The American Wind Energy Association (AWEA) this week plans advertising in Colorado and Iowa in support of Democrats facing two of this fall’s most hotly contested Senate races. The AWEA ads backing Sen. Mark Udall of Colorado and Rep. Bruce Braley of Iowa, running to replace retiring Sen. Tom Harkin (D), come as both Democrats face increasingly heated attacks from their GOP challengers. Udall in particular sees near-daily pressure from his opponent, Rep. Cory Gardner (R), over proposed statewide ballot initiatives that could limit hydraulic fracturing.
The Regulatory Assistance Project has a new brief available on how to comply with section 111(d) of the Clean Air Act. The authors lay out ten steps regulators can take now to prepare to develop an effective state implementation plan.
So much soot belched from the old power plant here that Mike Zeleny would personally warn the neighbors. “If the wind was blowing in a certain direction,” Mr. Zeleny said, “we’d call Mrs. Robinson down the street and tell her not to put out her laundry.” That coal plant is long gone, replaced by a much larger and cleaner one along the vast Saskatchewan prairie. Sooty shirts and socks are a thing of the past.
How should utility regulators in coal-heavy states be preparing for U.S. EPA’s proposed regulations for existing power plants? During today’s OnPoint, Sue Tierney, senior adviser at the Analysis Group, discusses a new report focusing on current state policies that could comply with EPA’s existing source regulations. Tierney, a former assistant secretary for policy at the Department of Energy, also gives a behind-the-scenes look at last week’s National Association of Regulatory Utility Commissioners summer meetings.
Minnesota Gov. Mark Dayton (D) called on his state to eliminate coal from its energy portfolio last week, challenging his constituents to advance already ambitious goals on energy efficiency and renewable energy. Speaking during the state’s Clean Energy Economy Summit, Dayton challenged policymakers and the energy industry to “tell us what a timeline [to end coal use] would look like, what has to happen for that timeline to be met and what kind of incentives or inducements do we need to provide to make that happen.”
Gov. Mark Dayton today challenged a group of energy policy and business leaders to figure out a way for Minnesota to eliminate coal from the state’s energy production. Dayton, who has spoken of his aim to eliminate coal before, said it’s time to start talking details so that Minnesota could lead the nation.

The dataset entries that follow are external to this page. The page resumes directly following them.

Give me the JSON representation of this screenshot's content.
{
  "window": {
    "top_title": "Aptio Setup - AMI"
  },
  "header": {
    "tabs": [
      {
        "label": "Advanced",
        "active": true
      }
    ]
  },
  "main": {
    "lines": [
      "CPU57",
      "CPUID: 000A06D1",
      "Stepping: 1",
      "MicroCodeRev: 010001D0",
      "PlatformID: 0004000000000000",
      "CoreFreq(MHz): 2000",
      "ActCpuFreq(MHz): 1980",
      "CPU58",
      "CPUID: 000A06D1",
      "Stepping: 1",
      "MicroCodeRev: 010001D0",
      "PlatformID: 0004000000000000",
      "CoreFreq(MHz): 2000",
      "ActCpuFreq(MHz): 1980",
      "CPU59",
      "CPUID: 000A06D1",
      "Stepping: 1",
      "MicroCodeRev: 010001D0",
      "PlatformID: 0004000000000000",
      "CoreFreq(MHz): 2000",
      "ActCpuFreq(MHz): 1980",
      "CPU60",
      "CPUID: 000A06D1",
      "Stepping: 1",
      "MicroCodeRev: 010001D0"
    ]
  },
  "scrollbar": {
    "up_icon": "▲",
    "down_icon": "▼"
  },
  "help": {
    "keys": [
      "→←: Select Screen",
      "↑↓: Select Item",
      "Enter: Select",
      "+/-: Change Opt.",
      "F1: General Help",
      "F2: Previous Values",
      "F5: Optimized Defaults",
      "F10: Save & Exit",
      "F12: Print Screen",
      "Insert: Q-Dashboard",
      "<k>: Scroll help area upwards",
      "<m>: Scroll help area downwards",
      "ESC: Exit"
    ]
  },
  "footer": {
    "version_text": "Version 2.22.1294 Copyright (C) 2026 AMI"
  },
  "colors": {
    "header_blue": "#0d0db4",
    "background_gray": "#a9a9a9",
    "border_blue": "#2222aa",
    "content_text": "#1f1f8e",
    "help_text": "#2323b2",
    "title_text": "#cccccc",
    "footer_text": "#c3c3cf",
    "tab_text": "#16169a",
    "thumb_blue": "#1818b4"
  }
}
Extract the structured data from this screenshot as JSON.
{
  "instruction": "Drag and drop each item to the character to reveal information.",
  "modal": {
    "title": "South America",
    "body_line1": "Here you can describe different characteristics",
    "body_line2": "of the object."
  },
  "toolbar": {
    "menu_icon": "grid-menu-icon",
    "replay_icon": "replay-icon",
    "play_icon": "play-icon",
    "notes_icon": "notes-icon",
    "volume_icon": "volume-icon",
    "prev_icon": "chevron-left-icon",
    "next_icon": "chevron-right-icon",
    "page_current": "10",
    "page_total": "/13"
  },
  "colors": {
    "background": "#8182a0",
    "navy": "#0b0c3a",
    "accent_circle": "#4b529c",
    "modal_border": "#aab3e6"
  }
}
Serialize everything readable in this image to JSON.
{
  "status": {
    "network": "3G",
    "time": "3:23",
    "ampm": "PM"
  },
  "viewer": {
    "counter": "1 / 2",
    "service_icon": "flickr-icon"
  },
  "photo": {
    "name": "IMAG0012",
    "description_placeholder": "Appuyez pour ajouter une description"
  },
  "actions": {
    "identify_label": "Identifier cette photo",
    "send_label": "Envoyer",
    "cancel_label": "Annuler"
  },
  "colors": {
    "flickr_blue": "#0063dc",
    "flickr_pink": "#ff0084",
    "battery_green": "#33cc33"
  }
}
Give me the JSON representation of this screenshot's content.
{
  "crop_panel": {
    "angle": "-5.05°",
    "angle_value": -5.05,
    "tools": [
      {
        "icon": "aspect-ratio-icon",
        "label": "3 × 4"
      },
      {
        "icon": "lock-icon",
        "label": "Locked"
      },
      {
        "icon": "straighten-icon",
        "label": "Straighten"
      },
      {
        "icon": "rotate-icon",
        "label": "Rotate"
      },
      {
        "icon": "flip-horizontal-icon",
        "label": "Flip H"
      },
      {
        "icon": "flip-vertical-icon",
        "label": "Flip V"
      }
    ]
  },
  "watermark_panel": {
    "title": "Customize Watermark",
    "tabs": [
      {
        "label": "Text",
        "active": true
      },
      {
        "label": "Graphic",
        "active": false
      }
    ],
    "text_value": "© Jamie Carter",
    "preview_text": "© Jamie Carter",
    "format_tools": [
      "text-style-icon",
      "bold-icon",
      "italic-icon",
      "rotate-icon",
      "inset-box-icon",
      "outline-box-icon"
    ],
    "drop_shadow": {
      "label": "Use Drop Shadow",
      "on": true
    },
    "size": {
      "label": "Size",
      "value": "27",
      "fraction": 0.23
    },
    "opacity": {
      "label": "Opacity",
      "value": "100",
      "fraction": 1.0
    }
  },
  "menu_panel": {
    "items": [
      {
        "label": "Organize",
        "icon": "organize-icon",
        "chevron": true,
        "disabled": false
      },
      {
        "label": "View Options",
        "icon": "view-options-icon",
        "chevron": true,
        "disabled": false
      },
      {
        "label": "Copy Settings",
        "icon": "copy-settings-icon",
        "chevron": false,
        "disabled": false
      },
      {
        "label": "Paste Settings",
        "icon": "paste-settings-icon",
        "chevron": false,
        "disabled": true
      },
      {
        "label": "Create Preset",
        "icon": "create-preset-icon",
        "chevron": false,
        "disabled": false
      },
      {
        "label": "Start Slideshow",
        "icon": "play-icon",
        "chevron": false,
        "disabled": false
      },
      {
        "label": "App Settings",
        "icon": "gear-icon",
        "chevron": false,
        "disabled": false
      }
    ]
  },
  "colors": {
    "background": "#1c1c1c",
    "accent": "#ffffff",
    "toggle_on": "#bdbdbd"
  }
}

Over the years, Colorado has been a clean energy leader thanks to creative, ambitious citizens and well-designed policies. Given that legacy of innovation, the state is now a hub for clean, affordable wind power, and stands to gain immensely from wind’s continued growth. Of course, the people of Pueblo are no stranger to wind power’s benefits. The Vestas facility here is one of four in Colorado, providing hundreds of skilled, well-paying jobs. Those facilities are part of a vast supply chain that employs more than 3,000 people in the state, in disciplines from operations and maintenance to manufacturing and other support sectors.
The reason that Pilger, Nebraska was so badly hit by tornados last month is the same reason that wind is a great energy source inTornado Alley. The wind blows hard and often. So wind energy should be the major part of a sustainable energy mix in this region of the United States. We don’t yet know how to protect our towns from tornados, although we’ve gotten very good at protecting our people with new shelters. But we do know how to harness that power using wind turbines.
U.S. EPA Administrator Gina McCarthy will face a Senate committee Wednesday whose members have largely already made up their minds about whether or not to support her agency’s proposal to curb existing power plant greenhouse gas emissions.
Interior officials yesterday proposed developing wind energy on nearly 344,000 acres off the New Jersey coast, enough to power about 1.2 million homes. The New Jersey Wind Energy Area — divided into the north area of 183,353 acres and the south area of 160,480 acres — is located about 7 nautical miles from Atlantic City. If fully developed, the area would generate up to 3,400 megawatts.